Get Down to Brass Tacks…
Anaka Narayanan is a feisty young entrepreneur who converted her love for Indian textiles to set up Brass Tacks, a brand that celebrates the union of Indian fabrics with western silhouettes. At her flagship store in Chennai’s bustling Alwarpet area, she shared her inspiration & insights from her 10-year journey….
Find Inspiration: I’ve grown up surrounded by handwoven & tie-dye textiles. They’re a part of my childhood – so it was hard to not be drawn towards handcrafted Indian textiles!
Personally connect with your Idea: I started with making clothes that I would personally love to wear and transitioned to making Indian fabrics a contemporary choice for women. I loved the silhouettes and style of the West but didn’t like the fabrics. Indian textiles are great, but I felt someone needed to translate the Indian fabrics to modern silhouettes.
Get your Basics Right: The book by Helen Joseph on Pattern making which is like a bible for budding designers, was a good start but I realized that Indian women were of a different body type. I must have measured close to a 100 woman and to prepare a size chart that works for Indian women by sticking to the core basics of pattern making. I have all of them to thank, along with a few friends who graciously offered to be measured!
Research pays off!: I would say all the research that went into figuring out our Indian “standard” size chart really paid off. Our size chart tailored to Indian women is one of the reason our pants do so well – we have the waist-hip ratio figured out! We also make clothes that are well cut

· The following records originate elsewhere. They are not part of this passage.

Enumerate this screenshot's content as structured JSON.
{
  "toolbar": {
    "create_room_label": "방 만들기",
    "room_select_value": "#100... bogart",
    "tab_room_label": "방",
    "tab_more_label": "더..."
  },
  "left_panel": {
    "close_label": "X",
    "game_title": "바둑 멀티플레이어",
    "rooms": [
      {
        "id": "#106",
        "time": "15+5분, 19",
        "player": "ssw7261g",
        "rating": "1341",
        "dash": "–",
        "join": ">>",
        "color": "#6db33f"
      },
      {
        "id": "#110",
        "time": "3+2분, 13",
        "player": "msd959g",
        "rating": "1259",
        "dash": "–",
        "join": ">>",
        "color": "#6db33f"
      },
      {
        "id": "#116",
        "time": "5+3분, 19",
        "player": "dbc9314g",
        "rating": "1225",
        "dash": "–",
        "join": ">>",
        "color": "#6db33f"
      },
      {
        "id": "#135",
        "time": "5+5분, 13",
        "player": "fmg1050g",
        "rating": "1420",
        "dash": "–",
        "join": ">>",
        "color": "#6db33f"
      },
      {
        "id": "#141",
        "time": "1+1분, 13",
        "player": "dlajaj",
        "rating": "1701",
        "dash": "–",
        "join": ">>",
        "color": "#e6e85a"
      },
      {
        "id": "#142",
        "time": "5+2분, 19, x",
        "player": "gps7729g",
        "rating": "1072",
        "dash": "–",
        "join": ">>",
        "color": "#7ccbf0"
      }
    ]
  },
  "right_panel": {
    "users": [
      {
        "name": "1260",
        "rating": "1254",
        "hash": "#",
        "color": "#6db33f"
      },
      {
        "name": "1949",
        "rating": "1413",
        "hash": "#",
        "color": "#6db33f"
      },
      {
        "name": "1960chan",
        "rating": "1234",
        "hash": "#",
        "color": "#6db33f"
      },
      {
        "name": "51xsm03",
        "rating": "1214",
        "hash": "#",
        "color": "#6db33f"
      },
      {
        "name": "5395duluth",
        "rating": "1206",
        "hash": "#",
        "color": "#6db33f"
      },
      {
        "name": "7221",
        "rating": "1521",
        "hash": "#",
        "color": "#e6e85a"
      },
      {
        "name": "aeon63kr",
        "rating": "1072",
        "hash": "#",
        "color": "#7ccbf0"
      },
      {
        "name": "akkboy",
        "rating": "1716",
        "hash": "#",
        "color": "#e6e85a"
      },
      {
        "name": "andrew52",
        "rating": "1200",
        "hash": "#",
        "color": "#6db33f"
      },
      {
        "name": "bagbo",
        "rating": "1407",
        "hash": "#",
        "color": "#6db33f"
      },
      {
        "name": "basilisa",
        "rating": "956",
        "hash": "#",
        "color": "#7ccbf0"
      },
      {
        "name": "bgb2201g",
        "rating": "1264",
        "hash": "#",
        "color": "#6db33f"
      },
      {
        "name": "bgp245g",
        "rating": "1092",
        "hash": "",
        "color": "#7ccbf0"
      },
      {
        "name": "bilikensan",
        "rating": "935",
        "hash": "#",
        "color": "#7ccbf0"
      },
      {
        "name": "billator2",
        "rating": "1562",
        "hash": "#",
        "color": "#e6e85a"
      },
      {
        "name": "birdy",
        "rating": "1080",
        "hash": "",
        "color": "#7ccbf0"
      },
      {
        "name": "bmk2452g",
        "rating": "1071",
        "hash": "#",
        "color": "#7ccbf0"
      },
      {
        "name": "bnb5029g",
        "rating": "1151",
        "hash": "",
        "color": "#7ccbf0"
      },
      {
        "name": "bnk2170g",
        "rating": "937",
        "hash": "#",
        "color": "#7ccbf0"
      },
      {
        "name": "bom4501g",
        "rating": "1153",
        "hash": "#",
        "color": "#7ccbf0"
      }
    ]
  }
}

Choose who you stand for, you cannot please everyone: If you are in the business of clothing, you can’t cater to all body types. People will choose a style that will fit them. My clothes are well fitted as opposed to body hugging. Even styles that are essentially loose (the clamp shibori top for example) are well cut, so they fit a body type well.
Accept that social norms influence customer choices: Clients’ tastes and choices are influenced by the society they live in. So, a client looking for something to wear to her cousin’s wedding after party may not pick up a dress because it may be too flattering, but she will pick up a printed or a smart trouser and a nicely fit shirt, which looks great as well.
People, People, People: I got lucky! I found my core team of two tailors within weeks. My pattern-maker joined within our 4th month. Our production manager, started as a consultant and joined full-time a few months later. I have now been able to build a team that is aligned with my vision. From a team of 5, we are now 23!
In the real world or the online world: For a brand targeting a niche segment, a physical store is very important. It communicates your brand philosophy more effectively. For a website, the investment in marketing has to be continuous and in large amounts. I still feel Indian customers are wary of ordering clothes online. They have to touch & feel the fabric, and try it, to buy it.
Start small, stay steady: I started off with a small mailing list from friends and family, and then built it organically by collecting emails and phone numbers from customers. Emails work really well for Brass Tacks. The way we engage with people on our Facebook page has also helped our shoppers understand what the line is all about.
Competition spurs creativity: I welcome competition because I feel that creative energies feed off of each other. If someone finds it easy to copy my designs , it means I need to do a better job to keep my brand unique!
Keep at it!: Don’t be afraid to seek advice. I have a few mentors with whom I still meet as it’s great to have someone with a lot more knowledge & experience than you. Breathe, take a break and come back to it!